THE HURONIAN PERIOD.
The so-called Huronian Rocks, like the Laurentian, have their typical development in Canada, and derive their name from the fact that they occupy an extensive area on the borders of Lake Huron. They are wholly metamorphic, and consist principally of altered sandstones or quartzites, siliceous, felspathic, or talcose slates, conglomerates, and limestones. They are largely developed on the north shore of Lake Superior, and give rise to a broken and hilly country, very like that occupied by the Laurentians, with an abundance of timber, but rarely with sufficient soil of good quality for agricultural purposes. They are, however, largely intersected by mineral veins, containing silver, gold, and other metals, and they will ultimately doubtless yield a rich harvest to the miner. The Huronian Rocks have been identified, with greater or less certainty, in other parts of North America, and also in the Old World.
The total thickness of the Huronian Rocks in Canada is estimated as being not less than 18,000 feet, but there is considerable doubt as to their precise geological position.
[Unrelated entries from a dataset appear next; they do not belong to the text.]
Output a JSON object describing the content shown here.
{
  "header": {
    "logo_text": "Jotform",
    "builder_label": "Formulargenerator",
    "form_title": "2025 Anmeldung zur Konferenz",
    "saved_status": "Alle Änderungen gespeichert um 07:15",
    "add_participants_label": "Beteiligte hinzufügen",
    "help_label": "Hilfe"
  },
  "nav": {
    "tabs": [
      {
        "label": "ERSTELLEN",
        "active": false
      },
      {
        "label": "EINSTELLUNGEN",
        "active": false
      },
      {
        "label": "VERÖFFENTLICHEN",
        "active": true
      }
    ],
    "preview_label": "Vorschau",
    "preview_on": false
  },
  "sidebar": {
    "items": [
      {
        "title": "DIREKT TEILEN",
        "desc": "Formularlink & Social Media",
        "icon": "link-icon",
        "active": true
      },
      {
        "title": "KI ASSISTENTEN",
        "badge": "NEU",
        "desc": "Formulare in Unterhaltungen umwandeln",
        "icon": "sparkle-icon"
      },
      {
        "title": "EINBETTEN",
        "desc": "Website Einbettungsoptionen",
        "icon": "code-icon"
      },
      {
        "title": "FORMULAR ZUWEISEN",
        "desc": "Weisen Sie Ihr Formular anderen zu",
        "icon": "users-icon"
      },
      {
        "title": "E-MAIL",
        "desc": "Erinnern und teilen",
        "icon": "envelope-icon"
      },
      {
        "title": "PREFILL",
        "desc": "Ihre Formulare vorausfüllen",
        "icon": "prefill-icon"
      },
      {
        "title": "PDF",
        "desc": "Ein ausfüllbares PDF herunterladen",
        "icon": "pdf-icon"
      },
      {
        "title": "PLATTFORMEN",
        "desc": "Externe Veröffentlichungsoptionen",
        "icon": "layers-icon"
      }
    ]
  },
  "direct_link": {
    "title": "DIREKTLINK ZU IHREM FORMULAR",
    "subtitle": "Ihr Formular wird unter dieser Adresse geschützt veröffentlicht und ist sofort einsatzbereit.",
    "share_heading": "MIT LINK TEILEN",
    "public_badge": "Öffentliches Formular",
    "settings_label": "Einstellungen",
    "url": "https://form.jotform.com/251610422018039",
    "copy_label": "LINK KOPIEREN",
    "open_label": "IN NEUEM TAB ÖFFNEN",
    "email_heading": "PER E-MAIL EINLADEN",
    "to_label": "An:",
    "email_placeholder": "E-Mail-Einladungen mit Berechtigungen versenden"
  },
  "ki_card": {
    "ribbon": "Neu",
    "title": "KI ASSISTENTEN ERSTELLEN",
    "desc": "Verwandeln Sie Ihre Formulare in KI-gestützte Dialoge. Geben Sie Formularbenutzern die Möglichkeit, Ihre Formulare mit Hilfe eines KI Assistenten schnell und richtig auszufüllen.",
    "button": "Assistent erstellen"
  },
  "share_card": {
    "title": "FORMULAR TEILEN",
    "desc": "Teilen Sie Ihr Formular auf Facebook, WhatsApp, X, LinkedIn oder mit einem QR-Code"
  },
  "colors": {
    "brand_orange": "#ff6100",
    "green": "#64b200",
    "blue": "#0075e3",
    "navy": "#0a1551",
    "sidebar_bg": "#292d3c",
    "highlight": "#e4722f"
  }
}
In their typical area they rest unconformably on the edges of strata of Lower Laurentian age; but they have never been seen in direct contact with the Upper Laurentian, and their exact relations to this series are therefore doubtful. It is thus open to question whether the Huronian Rocks constitute a distinct formation, to be intercalated in point of time between the Laurentian and the Cambrian groups; or whether, rather, they should not be considered as the metamorphosed representatives of the Lower Cambrian Rocks of other regions.
As regards the fossils of the Huronian Rocks, little can be said. Some of the specimens of Eozooen Canadense which have been discovered in Canada are thought to come from rocks which are probably of Huronian age. In Bavaria, Dr Guembel has described a species of Eozooen under the name of Eozooen Bavaricum, from certain metamorphic limestones which he refers to the Huronian formation. Lastly, the late Mr Billings described, from rocks in Newfoundland apparently referable to the Huronian, certain problematical limpet-shaped fossils, to which he gave the name of Aspidella.
Amongst the works and memoirs which the student may consult with regard to the Laurentian and Huronian deposits may be mentioned the following:—
(1) ’Report of Progress of the Geological Survey
of Canada from its
Commencement to 1863,’ pp. 38-49, and pp. 50-66.
(2) ‘Manual of Geology.’ Dana. 2d Ed. 1875.
(3) ‘The Dawn of Life.’ J. W, Dawson. 1876.
(4) “On the Occurrence of Organic Remains in the Laurentian Rocks
of Canada.” Sir W. E. Logan. ‘Quart. Journ. Geol. Soc.,’